Now, at this point, you are probably asking yourself: where does Costco —perhaps the best-known wholesaler in the West— fit into these definitions? Well, the third definition is that of a wholesaler that sells products directly from the manufacturer to individual consumers.
The particularity of the DTC (Direct To Consumer) wholesaler business model is that their distribution chains are usually short, so they can offer a wide range of products, from fresh produce and household appliances to electronics and clothing. DTC wholesalers have their own stores, warehouses ( or, like Costco, use their warehouse as a point of sale), and website.
In short, wholesaling consists of a variety of business models that are based on the principle that the retailer offers a variety of products, sells them in volume, and makes a profit by dividing large quantities into smaller purchases.

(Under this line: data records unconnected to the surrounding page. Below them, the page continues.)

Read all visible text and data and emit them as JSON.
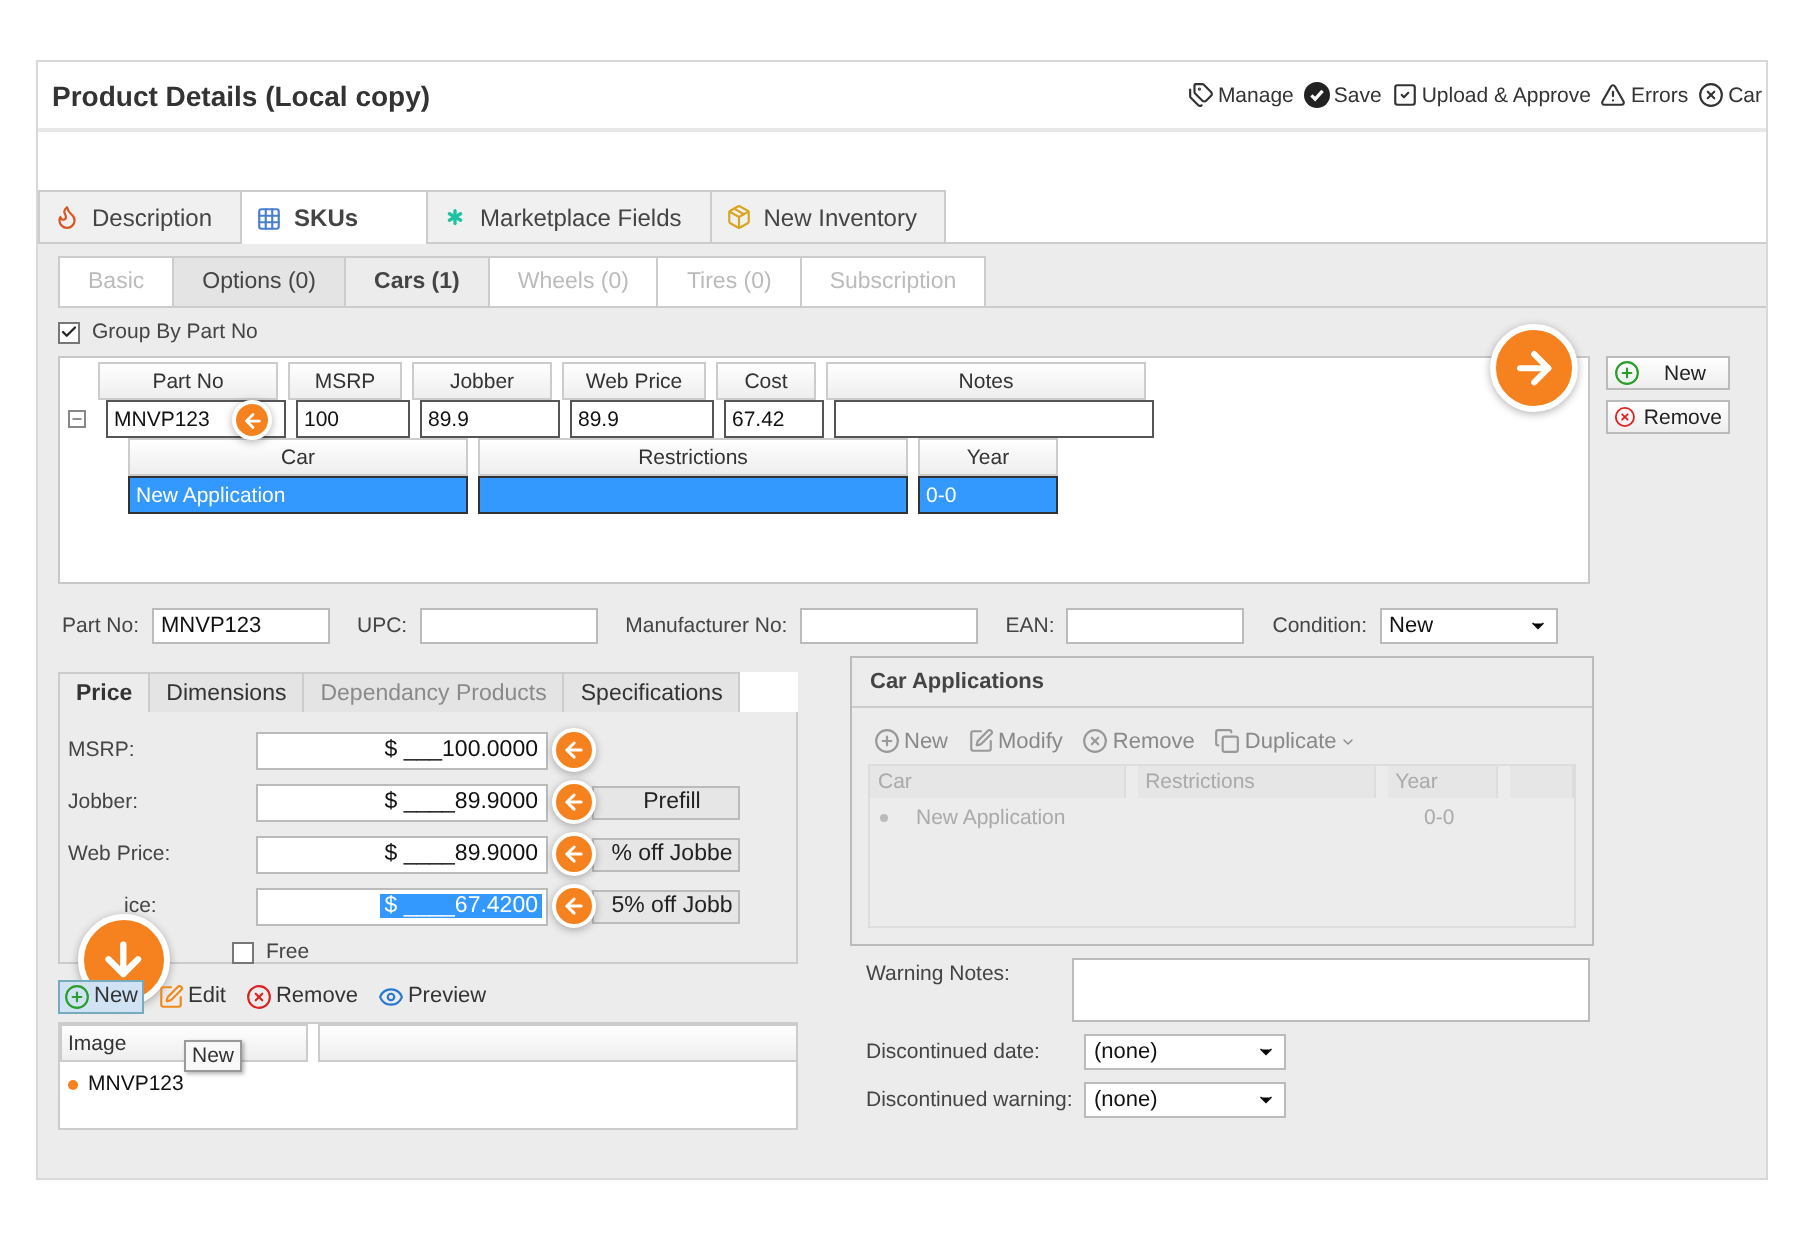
{
  "window": {
    "title": "Product Details (Local copy)"
  },
  "actions": [
    {
      "label": "Manage",
      "kind": "tag"
    },
    {
      "label": "Save",
      "kind": "save"
    },
    {
      "label": "Upload & Approve",
      "kind": "approve"
    },
    {
      "label": "Errors",
      "kind": "warning"
    },
    {
      "label": "Car",
      "kind": "cancel"
    }
  ],
  "main_tabs": [
    {
      "label": "Description",
      "kind": "description",
      "selected": false
    },
    {
      "label": "SKUs",
      "kind": "grid",
      "selected": true
    },
    {
      "label": "Marketplace Fields",
      "kind": "asterisk",
      "selected": false
    },
    {
      "label": "New Inventory",
      "kind": "box",
      "selected": false
    }
  ],
  "sub_tabs": [
    {
      "label": "Basic",
      "selected": false,
      "disabled": true
    },
    {
      "label": "Options (0)",
      "selected": false,
      "disabled": false
    },
    {
      "label": "Cars (1)",
      "selected": true,
      "disabled": false
    },
    {
      "label": "Wheels (0)",
      "selected": false,
      "disabled": true
    },
    {
      "label": "Tires (0)",
      "selected": false,
      "disabled": true
    },
    {
      "label": "Subscription",
      "selected": false,
      "disabled": true
    }
  ],
  "group_by": {
    "label": "Group By Part No",
    "checked": true
  },
  "sku_grid": {
    "callout": true,
    "columns": [
      "Part No",
      "MSRP",
      "Jobber",
      "Web Price",
      "Cost",
      "Notes"
    ],
    "rows": [
      {
        "part_no": "MNVP123",
        "msrp": "100",
        "jobber": "89.9",
        "web_price": "89.9",
        "cost": "67.42",
        "expanded": true,
        "callout": true,
        "child_columns": [
          "Car",
          "Restrictions",
          "Year"
        ],
        "children": [
          {
            "car": "New Application",
            "year": "0-0",
            "selected": true
          }
        ]
      }
    ]
  },
  "grid_buttons": [
    {
      "label": "New",
      "kind": "add"
    },
    {
      "label": "Remove",
      "kind": "remove"
    }
  ],
  "fields": [
    {
      "label": "Part No:",
      "value": "MNVP123",
      "kind": "text"
    },
    {
      "label": "UPC:",
      "kind": "text"
    },
    {
      "label": "Manufacturer No:",
      "kind": "text"
    },
    {
      "label": "EAN:",
      "kind": "text"
    },
    {
      "label": "Condition:",
      "value": "New",
      "kind": "select"
    }
  ],
  "price_tabs": [
    {
      "label": "Price",
      "selected": true,
      "disabled": false
    },
    {
      "label": "Dimensions",
      "selected": false,
      "disabled": false
    },
    {
      "label": "Dependancy Products",
      "selected": false,
      "disabled": true
    },
    {
      "label": "Specifications",
      "selected": false,
      "disabled": false
    }
  ],
  "prices": [
    {
      "label": "MSRP:",
      "value": "$ ___100.0000",
      "selected": false,
      "callout": true
    },
    {
      "label": "Jobber:",
      "value": "$ ____89.9000",
      "selected": false,
      "callout": true,
      "button": "Prefill"
    },
    {
      "label": "Web Price:",
      "value": "$ ____89.9000",
      "selected": false,
      "callout": true,
      "button": "% off Jobbe"
    },
    {
      "label": "ice:",
      "value": "$ ____67.4200",
      "selected": true,
      "callout": true,
      "button": "5% off Jobb"
    }
  ],
  "free": {
    "label": "Free",
    "checked": false
  },
  "image_toolbar": {
    "callout": true,
    "items": [
      {
        "label": "New",
        "kind": "add",
        "selected": true
      },
      {
        "label": "Edit",
        "kind": "edit",
        "selected": false
      },
      {
        "label": "Remove",
        "kind": "remove",
        "selected": false
      },
      {
        "label": "Preview",
        "kind": "preview",
        "selected": false
      }
    ]
  },
  "image_grid": {
    "columns": [
      "Image"
    ],
    "rows": [
      {
        "text": "MNVP123"
      }
    ]
  },
  "tooltip": "New",
  "car_applications": {
    "title": "Car Applications",
    "disabled": true,
    "toolbar": [
      {
        "label": "New",
        "kind": "add"
      },
      {
        "label": "Modify",
        "kind": "edit"
      },
      {
        "label": "Remove",
        "kind": "remove"
      },
      {
        "label": "Duplicate",
        "kind": "duplicate"
      }
    ],
    "columns": [
      "Car",
      "Restrictions",
      "Year"
    ],
    "rows": [
      {
        "car": "New Application",
        "year": "0-0"
      }
    ]
  },
  "warning_notes": {
    "label": "Warning Notes:"
  },
  "discontinued": [
    {
      "label": "Discontinued date:",
      "value": "(none)"
    },
    {
      "label": "Discontinued warning:",
      "value": "(none)"
    }
  ]
}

Now that we are clearer about the different models involved in the wholesale sector, it is worth understanding in detail how they work.
Generally, it is a series of structured steps by which the different wholesale models source products, distribute them, and generate profits.
1. The raw material supplier sells its product to the manufacturer. By manufacturer, we mean a company that uses raw materials to partially or totally manufacture a product.
2. The manufacturer sells a high volume of its product to the wholesaler. The wholesaler may be a DTC or a broker, but, in any case, he will pay for a product that he will sell later.
3. The middleman sells the products wholesale to another manufacturer, to the consumer, business, or online. This step depends entirely on the wholesale model in question.
4. Final sale. If the wholesaler is a middleman, he will arrange for the merchandise to reach a retailer, who will then sell it at a higher price to the individual consumer. If it is a DTC, the final recipient is the individual consumer, who obtains an advantage similar to that of the wholesaler: by purchasing in volume rather than at retail, he obtains a better price.
Let's now look at how to get the right product acquisition and pricing right for the customer, regardless of size.
One of the hallmarks we have observed so far has to do with where the margins come from in each model and the advantages it offers to the consumer or retailer. For this, there are two fundamental instances: how you get the product and at what price you sell it.
While each company has its specific factors that lead it to offer a certain price, some of those that we can identify as constants throughout the industry are as follows.
We know that wholesale is a highly competitive industry involving giant corporations with a huge market share.
However, the opportunities for growth are there, and at Tribal we are confident that our solutions can help any wholesale company differentiate itself from its competition.
Tell us how we can help you and do better business with Tribal.